Boosting rural clout: Vilsack continues his new theme of ways to boost ag's voice. He notes that agriculture has to be proactive, reaching out to groups and linking their cause to agriculture's. For example, an evangelical preacher wants to feed people, there's a link there. For the environmental community and its concern about climate change, agricultural conservation programs are part of the answer. And for poverty and social justice folks who are pushing for solutions, noting that 90% of poverty is in rural areas is a potential connection point.
"Look, Congressional leaders felt there would be no repercussions when they didn't pass a farm bill even with 41 farm groups in support of the measure," he observes.
Looking back, looking forward: As Vilsack embarks on his next term as Secretary of Agriculture, a move confirmed by the White House Monday though many groups already felt it was a foregone conclusion, he looked back on his accomplishments so far.
He points to four years of record exports which support 1 million jobs; solving civil rights actions that had essentially been festering at USDA for years; achieving the lowest fraud rate in the Supplemental Nutrition Assistance Program (formerly food stamps) in its history; energy linkages with the Department of Defense and the Department of Energy for drop-in biofuel use; and expansion of broadband in rural areas over the past four years.
As for a big disappointment in that four-term? "We don't have a five-year farm bill. It' just crazy that we don't have a bill," he comments.
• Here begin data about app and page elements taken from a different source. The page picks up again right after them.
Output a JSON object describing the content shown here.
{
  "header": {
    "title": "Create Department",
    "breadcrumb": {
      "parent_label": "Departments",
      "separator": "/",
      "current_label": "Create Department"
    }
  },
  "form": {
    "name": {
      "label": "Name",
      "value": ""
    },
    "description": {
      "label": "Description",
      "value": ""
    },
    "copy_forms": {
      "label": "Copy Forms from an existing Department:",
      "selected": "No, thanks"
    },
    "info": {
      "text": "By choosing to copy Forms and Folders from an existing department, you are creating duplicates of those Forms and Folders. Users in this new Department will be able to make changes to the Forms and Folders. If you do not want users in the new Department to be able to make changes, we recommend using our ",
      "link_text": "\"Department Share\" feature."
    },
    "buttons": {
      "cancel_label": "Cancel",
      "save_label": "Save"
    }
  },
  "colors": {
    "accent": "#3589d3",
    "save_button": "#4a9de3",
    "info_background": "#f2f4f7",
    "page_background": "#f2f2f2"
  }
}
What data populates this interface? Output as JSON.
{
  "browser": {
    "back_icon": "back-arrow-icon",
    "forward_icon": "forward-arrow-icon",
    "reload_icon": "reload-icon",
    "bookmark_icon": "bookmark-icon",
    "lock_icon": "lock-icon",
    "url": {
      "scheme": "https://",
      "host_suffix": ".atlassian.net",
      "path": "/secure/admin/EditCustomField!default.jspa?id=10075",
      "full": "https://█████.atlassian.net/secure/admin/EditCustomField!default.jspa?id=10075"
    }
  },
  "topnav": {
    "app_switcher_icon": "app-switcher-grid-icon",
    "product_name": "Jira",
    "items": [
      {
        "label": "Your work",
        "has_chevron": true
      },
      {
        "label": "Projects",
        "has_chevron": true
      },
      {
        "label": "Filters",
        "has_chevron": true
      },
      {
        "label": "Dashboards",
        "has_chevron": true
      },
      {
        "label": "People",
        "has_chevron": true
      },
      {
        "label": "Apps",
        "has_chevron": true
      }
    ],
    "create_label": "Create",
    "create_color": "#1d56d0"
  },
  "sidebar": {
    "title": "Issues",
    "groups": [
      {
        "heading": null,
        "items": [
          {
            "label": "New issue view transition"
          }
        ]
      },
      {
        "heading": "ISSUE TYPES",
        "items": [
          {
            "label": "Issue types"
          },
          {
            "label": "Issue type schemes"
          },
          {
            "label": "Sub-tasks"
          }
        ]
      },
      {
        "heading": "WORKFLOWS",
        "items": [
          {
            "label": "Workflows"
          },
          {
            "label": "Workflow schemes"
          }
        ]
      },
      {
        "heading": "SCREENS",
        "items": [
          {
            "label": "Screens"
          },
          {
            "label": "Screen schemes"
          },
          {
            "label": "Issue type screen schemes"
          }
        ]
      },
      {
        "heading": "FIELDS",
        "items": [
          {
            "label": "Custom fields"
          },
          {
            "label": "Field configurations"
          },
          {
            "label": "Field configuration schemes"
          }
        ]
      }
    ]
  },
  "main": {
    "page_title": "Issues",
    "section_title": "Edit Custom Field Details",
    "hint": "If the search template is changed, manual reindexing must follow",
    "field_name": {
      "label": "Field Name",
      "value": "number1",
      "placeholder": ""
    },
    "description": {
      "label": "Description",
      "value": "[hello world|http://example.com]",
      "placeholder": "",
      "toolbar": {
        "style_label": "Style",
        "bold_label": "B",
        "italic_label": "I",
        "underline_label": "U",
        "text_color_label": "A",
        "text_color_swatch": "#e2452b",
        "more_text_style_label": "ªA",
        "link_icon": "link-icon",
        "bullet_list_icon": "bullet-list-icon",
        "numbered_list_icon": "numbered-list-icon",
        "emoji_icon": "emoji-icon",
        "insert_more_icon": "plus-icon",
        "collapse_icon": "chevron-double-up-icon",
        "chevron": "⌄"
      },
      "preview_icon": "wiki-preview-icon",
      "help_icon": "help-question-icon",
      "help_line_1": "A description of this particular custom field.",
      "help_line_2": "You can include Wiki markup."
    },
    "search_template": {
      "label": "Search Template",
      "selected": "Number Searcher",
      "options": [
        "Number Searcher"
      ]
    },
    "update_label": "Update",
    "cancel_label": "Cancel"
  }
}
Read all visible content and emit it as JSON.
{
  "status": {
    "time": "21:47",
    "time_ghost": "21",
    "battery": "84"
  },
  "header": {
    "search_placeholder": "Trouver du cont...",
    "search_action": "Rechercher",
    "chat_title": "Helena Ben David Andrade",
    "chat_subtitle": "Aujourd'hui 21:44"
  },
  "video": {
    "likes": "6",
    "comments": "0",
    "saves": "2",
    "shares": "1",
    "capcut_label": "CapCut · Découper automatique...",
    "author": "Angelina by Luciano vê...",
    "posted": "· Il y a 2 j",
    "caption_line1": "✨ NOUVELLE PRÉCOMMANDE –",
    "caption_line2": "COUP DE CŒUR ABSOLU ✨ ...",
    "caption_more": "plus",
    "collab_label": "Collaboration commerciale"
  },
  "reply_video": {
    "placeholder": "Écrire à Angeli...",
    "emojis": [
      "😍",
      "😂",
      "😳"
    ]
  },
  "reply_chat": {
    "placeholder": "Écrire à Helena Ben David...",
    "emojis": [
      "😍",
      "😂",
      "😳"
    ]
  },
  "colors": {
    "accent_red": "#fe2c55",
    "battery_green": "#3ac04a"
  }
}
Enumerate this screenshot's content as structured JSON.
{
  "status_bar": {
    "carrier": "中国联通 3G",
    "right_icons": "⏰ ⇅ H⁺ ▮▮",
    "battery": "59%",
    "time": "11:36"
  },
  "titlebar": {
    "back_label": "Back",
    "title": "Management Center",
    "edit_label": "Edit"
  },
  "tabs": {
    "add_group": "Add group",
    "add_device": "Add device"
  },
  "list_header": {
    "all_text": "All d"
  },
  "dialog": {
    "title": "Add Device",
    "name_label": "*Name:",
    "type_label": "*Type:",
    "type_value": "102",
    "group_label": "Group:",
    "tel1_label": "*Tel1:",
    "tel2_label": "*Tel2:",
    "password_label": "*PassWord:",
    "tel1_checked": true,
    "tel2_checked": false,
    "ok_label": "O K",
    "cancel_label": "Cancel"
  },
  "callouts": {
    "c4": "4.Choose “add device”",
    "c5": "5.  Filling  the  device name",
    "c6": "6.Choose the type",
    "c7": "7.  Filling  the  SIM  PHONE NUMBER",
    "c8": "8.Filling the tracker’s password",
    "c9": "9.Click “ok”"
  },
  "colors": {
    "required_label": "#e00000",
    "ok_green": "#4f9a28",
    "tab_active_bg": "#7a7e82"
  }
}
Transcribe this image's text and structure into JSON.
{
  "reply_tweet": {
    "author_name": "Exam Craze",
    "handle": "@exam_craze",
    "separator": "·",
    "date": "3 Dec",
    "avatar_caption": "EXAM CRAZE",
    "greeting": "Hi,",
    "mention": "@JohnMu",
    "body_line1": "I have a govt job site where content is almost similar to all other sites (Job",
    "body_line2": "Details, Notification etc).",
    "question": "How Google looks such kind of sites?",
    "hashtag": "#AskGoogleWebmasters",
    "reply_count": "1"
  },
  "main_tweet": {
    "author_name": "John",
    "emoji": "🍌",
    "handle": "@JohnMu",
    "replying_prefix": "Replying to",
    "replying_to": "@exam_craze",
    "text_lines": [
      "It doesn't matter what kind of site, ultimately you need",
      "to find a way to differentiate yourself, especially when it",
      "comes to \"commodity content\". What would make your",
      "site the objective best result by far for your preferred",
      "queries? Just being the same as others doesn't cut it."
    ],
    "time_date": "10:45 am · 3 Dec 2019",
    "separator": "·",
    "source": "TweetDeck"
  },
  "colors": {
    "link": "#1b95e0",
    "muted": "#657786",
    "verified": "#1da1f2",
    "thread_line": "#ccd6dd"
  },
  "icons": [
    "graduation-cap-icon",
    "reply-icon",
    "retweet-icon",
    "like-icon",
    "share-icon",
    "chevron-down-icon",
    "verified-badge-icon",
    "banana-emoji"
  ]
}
Looking ahead, Vilsack is embracing the challenge of being proactive and the opportunity for agriculture to come together with other groups moving ahead. "When I look at those FFA and 4-H kids and the enthusiasm they have for agriculture, it keeps you young."